Your objective
Could you filter the listing for lines with the word "from" and return them?
:: Record set ::
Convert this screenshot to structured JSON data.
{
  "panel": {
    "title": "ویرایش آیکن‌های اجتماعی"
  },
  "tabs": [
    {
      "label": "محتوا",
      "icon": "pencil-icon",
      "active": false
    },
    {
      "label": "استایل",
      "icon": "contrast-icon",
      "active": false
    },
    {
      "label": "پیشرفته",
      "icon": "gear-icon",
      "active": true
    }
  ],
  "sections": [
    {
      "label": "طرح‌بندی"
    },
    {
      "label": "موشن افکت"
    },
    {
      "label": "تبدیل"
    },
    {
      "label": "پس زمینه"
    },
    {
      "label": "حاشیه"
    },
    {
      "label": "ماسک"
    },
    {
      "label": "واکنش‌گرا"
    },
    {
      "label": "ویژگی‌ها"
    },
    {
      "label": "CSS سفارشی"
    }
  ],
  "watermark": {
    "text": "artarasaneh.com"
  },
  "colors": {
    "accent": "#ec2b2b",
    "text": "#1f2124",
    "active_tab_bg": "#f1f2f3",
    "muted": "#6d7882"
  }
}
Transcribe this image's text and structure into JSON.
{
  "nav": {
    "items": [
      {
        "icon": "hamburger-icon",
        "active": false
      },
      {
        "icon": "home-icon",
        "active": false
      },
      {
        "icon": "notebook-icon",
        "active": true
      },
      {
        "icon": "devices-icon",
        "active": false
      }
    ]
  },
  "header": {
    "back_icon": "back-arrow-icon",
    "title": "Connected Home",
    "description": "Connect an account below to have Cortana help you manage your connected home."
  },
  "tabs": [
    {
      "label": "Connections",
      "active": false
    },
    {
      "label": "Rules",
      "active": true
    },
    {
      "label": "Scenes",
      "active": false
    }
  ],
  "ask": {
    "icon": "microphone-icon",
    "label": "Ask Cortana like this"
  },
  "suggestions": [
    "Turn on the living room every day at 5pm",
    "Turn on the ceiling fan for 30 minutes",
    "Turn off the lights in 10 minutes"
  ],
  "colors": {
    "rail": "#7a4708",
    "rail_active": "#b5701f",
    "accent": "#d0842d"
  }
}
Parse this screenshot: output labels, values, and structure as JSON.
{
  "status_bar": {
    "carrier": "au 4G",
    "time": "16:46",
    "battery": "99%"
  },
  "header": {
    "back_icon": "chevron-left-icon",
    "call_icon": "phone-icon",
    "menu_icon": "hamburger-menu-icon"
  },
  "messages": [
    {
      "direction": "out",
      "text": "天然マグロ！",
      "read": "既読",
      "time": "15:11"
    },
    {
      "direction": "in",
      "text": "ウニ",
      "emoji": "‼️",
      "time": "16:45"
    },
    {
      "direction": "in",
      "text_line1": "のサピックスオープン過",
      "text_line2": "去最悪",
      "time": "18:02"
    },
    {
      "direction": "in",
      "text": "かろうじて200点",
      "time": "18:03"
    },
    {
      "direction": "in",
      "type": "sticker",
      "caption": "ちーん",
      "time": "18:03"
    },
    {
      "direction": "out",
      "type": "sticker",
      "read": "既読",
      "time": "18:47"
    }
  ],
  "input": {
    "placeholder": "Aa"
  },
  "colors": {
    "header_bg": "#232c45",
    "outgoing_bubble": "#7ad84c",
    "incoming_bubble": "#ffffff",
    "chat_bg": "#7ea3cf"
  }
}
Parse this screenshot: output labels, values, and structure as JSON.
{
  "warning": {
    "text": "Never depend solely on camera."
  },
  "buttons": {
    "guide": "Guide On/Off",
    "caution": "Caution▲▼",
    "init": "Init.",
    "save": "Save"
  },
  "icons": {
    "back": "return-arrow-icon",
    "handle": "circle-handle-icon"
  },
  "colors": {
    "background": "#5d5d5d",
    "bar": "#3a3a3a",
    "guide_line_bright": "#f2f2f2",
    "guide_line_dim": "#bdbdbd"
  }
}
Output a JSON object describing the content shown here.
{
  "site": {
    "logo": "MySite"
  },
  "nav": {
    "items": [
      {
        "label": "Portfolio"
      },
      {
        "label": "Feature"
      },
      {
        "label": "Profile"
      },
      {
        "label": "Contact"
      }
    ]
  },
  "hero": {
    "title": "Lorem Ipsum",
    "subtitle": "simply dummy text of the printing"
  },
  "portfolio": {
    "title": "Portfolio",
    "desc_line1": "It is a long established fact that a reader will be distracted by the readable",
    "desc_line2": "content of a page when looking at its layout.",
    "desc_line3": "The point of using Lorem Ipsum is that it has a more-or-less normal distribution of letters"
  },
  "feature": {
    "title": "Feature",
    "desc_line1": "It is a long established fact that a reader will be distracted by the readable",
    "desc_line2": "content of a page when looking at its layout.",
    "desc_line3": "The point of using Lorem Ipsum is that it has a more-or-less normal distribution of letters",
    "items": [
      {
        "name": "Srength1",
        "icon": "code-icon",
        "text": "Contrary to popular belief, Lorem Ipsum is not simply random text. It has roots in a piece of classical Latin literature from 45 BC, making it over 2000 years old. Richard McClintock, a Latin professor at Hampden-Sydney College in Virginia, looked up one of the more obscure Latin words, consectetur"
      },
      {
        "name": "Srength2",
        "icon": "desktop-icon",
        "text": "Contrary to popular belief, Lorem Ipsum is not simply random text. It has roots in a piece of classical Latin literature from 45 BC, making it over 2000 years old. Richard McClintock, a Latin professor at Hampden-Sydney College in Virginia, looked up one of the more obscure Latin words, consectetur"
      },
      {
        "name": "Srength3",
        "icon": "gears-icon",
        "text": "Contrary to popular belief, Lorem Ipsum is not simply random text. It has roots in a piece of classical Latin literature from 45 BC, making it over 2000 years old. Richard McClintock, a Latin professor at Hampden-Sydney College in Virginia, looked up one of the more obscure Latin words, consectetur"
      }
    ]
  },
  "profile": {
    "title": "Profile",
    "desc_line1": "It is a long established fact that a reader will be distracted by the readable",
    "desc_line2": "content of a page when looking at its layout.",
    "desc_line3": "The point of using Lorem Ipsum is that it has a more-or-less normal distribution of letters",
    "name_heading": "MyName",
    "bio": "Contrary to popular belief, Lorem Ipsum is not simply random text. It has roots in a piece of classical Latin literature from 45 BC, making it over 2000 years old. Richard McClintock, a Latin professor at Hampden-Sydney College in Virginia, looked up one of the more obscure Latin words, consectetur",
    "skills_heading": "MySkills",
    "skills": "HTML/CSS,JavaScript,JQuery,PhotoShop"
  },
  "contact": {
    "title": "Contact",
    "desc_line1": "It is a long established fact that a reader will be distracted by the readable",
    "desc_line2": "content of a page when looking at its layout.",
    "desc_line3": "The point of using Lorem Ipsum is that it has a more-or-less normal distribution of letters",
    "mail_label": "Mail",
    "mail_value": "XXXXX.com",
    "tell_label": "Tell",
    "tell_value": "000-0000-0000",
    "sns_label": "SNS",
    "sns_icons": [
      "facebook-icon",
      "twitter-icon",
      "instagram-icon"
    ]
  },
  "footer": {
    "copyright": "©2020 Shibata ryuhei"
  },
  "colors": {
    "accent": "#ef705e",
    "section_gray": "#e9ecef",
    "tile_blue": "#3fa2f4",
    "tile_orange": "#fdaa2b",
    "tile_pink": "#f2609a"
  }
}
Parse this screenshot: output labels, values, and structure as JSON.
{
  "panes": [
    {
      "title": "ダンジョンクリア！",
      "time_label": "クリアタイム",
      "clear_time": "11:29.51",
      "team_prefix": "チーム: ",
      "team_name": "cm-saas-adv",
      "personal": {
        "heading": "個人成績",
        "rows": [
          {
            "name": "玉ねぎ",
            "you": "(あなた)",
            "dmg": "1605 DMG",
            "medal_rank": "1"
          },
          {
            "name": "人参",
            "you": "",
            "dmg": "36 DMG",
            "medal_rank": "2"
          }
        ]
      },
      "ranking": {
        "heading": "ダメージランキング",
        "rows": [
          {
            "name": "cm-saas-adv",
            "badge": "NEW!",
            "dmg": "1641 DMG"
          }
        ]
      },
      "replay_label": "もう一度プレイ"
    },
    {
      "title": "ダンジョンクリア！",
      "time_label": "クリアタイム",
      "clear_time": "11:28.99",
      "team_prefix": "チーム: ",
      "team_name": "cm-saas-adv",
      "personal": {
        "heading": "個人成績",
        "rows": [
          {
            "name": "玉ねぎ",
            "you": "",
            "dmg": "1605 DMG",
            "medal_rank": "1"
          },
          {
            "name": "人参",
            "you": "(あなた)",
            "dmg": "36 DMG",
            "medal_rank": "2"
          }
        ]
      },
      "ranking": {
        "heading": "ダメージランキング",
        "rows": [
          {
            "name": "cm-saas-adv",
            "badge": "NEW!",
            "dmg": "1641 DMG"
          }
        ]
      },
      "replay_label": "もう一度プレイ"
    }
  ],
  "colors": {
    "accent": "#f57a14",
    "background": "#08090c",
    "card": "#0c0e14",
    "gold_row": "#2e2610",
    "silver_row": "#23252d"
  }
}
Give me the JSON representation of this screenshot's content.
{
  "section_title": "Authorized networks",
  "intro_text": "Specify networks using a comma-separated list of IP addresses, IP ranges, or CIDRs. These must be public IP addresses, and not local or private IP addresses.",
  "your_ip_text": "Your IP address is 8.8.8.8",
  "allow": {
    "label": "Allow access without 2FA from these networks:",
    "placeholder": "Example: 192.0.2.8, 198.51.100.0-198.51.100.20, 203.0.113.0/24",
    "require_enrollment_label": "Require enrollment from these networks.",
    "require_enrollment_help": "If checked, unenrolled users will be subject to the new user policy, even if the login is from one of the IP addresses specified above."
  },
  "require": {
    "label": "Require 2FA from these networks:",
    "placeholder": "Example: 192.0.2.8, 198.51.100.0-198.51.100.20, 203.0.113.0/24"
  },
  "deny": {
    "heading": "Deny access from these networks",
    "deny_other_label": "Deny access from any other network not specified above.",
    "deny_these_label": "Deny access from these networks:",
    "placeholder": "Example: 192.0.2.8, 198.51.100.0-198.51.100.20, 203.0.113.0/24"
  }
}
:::
Answer below
        "text": "Contrary to popular belief, Lorem Ipsum is not simply random text. It has roots in a piece of classical Latin literature from 45 BC, making it over 2000 years old. Richard McClintock, a Latin professor at Hampden-Sydney College in Virginia, looked up one of the more obscure Latin words, consectetur"
        "text": "Contrary to popular belief, Lorem Ipsum is not simply random text. It has roots in a piece of classical Latin literature from 45 BC, making it over 2000 years old. Richard McClintock, a Latin professor at Hampden-Sydney College in Virginia, looked up one of the more obscure Latin words, consectetur"
        "text": "Contrary to popular belief, Lorem Ipsum is not simply random text. It has roots in a piece of classical Latin literature from 45 BC, making it over 2000 years old. Richard McClintock, a Latin professor at Hampden-Sydney College in Virginia, looked up one of the more obscure Latin words, consectetur"
    "bio": "Contrary to popular belief, Lorem Ipsum is not simply random text. It has roots in a piece of classical Latin literature from 45 BC, making it over 2000 years old. Richard McClintock, a Latin professor at Hampden-Sydney College in Virginia, looked up one of the more obscure Latin words, consectetur",
    "label": "Allow access without 2FA from these networks:",
    "require_enrollment_label": "Require enrollment from these networks.",
    "require_enrollment_help": "If checked, unenrolled users will be subject to the new user policy, even if the login is from one of the IP addresses specified above."
    "label": "Require 2FA from these networks:",
    "heading": "Deny access from these networks",
    "deny_other_label": "Deny access from any other network not specified above.",
    "deny_these_label": "Deny access from these networks:",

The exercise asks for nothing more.